- _Goal of the exercise_:
Find all lines in the records that include the word "找到点击链路", and copy them out.

- _Study material_:
"""

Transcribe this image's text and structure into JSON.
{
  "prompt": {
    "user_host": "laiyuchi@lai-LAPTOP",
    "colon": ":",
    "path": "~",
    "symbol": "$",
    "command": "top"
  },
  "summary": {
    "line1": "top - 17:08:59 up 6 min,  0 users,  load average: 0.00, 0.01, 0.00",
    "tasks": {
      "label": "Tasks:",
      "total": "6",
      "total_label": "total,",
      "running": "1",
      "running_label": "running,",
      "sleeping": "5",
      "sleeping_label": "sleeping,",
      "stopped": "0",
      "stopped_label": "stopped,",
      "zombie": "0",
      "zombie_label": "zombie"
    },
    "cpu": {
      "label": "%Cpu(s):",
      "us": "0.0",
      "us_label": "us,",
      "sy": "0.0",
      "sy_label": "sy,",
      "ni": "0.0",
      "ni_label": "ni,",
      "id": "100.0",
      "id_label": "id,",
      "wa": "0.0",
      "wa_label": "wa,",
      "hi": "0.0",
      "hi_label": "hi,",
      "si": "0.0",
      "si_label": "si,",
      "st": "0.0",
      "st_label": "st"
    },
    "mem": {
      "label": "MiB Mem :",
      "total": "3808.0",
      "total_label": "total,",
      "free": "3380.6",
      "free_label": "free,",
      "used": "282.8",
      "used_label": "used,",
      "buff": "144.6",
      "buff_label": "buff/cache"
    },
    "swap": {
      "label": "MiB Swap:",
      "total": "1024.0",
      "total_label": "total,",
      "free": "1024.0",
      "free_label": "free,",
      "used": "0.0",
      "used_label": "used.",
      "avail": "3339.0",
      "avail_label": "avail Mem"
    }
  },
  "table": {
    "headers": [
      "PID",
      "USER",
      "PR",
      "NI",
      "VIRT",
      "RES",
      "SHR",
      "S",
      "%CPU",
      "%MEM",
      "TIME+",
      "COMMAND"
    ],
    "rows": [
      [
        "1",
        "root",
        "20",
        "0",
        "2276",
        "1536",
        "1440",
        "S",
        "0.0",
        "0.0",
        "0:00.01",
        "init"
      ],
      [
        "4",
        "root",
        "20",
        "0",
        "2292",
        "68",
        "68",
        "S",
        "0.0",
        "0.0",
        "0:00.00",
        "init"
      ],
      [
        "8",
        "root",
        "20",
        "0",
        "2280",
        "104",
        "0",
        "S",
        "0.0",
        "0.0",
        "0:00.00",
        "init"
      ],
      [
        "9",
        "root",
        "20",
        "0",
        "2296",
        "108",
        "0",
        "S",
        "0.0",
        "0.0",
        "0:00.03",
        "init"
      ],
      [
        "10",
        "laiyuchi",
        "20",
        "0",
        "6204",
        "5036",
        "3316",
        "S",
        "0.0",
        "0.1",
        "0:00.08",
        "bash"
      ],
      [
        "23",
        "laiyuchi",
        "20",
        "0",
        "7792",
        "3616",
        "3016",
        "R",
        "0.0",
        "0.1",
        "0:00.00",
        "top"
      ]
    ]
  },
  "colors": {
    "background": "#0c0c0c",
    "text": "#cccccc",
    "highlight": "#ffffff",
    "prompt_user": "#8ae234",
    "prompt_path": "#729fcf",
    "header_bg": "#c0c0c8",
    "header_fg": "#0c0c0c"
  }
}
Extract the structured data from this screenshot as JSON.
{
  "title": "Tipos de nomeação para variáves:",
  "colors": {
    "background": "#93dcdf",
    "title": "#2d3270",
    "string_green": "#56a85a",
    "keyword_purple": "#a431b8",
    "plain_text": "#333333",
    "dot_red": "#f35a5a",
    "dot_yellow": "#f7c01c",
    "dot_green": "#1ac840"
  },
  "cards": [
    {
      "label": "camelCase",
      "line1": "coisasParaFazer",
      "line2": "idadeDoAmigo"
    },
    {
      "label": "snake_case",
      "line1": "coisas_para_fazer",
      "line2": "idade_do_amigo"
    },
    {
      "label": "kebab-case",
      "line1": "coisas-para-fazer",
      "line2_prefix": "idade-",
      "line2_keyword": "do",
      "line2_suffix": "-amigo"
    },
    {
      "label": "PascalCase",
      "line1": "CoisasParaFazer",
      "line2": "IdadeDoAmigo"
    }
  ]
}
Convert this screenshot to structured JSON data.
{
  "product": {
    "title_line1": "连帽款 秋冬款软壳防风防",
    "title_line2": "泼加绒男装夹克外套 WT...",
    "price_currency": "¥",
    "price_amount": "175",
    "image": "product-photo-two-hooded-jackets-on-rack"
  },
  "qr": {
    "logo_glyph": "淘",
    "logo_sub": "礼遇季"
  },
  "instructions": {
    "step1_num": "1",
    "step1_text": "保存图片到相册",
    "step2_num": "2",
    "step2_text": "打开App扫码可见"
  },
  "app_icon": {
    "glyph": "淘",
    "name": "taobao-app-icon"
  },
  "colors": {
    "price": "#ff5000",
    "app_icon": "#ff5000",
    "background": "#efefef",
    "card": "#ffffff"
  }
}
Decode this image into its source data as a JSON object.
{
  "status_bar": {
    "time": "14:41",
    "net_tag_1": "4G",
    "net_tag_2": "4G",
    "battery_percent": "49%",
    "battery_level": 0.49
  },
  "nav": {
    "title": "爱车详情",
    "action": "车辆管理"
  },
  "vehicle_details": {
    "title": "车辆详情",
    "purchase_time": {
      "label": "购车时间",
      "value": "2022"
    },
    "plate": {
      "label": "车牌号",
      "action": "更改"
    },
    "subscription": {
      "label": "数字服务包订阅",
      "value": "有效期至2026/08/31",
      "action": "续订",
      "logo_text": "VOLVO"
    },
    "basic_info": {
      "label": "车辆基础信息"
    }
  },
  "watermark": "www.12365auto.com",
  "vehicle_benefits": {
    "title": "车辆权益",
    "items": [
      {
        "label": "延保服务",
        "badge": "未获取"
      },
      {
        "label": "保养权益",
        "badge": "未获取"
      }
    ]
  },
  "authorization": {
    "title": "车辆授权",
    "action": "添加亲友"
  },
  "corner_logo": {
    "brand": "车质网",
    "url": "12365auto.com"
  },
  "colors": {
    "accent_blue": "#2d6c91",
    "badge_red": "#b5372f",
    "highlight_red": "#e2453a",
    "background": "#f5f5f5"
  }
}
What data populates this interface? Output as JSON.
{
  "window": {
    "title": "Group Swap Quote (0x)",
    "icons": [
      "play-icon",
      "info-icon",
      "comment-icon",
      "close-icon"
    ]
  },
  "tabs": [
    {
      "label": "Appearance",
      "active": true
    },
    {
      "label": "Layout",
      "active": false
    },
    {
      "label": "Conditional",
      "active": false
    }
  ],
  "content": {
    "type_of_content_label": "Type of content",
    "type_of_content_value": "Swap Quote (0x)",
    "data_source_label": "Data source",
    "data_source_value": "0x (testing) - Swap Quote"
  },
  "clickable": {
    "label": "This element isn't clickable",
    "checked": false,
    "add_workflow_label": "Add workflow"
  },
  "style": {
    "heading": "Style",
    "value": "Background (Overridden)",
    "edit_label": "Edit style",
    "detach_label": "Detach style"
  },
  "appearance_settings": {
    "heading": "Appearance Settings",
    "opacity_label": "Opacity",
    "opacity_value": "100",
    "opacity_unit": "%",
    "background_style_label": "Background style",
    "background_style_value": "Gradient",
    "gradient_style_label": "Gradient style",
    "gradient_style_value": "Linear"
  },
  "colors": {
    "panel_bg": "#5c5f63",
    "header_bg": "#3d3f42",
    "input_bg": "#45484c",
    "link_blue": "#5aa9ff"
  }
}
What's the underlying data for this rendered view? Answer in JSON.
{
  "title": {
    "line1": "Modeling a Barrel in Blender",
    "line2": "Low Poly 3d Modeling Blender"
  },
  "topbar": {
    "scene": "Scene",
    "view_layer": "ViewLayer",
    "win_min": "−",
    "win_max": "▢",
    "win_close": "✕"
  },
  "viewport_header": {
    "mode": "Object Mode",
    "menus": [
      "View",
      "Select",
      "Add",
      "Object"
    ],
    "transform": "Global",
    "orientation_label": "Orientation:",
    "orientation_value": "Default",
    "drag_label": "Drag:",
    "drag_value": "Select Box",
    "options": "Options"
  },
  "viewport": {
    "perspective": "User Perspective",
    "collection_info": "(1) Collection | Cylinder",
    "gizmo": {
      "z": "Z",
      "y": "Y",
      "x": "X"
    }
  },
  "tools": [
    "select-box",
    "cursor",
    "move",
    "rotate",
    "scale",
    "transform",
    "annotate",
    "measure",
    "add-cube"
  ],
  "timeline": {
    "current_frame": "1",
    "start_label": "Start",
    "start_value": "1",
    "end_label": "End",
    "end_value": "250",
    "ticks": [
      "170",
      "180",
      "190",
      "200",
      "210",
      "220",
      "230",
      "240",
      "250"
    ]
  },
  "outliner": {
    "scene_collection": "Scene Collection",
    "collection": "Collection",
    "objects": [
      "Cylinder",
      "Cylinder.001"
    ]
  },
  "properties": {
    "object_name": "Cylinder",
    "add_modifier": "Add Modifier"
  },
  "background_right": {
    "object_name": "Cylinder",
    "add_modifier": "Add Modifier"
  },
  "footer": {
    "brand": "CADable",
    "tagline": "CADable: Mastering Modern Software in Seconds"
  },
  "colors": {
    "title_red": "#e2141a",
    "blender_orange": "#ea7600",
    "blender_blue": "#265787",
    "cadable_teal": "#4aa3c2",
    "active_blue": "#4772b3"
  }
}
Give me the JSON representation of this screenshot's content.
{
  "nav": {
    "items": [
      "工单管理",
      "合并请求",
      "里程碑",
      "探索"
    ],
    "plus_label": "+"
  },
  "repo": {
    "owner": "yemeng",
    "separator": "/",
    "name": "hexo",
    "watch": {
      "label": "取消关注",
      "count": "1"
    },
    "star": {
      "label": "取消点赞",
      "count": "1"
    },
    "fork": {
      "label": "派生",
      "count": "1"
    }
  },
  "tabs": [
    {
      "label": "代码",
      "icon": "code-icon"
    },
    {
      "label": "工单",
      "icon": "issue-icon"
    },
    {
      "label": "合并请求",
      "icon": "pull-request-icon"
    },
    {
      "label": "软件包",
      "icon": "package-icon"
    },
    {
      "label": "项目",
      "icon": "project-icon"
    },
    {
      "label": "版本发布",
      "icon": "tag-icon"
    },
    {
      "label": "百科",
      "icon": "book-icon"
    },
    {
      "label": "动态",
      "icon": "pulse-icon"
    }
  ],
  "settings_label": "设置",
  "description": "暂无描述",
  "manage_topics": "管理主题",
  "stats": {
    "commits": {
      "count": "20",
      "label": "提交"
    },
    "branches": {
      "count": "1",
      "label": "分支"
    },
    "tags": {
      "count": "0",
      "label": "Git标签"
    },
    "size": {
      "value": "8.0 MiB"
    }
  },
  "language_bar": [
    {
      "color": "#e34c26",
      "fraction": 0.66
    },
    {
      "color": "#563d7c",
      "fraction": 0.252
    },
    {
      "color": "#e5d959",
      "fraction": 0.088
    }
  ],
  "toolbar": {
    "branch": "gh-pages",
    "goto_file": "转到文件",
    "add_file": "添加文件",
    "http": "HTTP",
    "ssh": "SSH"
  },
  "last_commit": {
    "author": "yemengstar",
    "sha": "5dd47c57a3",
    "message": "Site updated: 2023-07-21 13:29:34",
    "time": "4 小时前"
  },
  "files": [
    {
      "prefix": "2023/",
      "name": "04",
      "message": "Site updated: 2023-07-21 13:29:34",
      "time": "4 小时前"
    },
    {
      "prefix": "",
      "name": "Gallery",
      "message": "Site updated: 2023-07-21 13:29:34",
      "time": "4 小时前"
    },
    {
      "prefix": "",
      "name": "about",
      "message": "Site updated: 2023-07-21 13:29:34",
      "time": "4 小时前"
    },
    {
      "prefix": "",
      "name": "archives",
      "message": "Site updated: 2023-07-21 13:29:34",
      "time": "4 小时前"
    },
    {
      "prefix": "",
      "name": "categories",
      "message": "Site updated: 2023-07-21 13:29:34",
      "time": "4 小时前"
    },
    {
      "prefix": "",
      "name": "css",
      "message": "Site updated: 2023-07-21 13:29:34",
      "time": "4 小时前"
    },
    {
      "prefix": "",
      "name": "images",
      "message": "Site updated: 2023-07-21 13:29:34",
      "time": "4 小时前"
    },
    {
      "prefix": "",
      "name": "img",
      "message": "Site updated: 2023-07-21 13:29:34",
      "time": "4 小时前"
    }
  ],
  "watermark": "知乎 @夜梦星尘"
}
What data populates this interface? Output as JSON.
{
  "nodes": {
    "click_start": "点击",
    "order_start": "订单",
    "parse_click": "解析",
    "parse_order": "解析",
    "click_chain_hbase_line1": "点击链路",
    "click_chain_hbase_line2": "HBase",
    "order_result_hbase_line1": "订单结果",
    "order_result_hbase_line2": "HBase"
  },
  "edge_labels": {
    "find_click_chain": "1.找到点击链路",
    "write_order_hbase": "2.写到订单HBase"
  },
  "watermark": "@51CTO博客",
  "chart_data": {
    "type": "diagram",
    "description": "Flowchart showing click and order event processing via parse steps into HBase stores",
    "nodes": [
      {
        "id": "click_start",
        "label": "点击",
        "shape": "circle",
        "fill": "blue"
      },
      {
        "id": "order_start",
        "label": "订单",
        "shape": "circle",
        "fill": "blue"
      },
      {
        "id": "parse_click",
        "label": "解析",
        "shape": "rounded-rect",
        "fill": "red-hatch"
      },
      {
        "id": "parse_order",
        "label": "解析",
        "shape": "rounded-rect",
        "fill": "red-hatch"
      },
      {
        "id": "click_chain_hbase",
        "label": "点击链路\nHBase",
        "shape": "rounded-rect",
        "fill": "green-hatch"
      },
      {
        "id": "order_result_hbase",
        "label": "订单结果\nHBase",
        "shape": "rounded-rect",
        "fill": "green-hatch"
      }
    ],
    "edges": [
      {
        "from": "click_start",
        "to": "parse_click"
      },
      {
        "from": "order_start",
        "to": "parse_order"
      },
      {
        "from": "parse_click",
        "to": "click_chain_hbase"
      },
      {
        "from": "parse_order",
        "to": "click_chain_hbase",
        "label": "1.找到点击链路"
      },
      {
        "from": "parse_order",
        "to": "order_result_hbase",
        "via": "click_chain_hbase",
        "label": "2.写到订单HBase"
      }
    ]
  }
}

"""

- _Result of the exercise_:
    "find_click_chain": "1.找到点击链路",
        "label": "1.找到点击链路"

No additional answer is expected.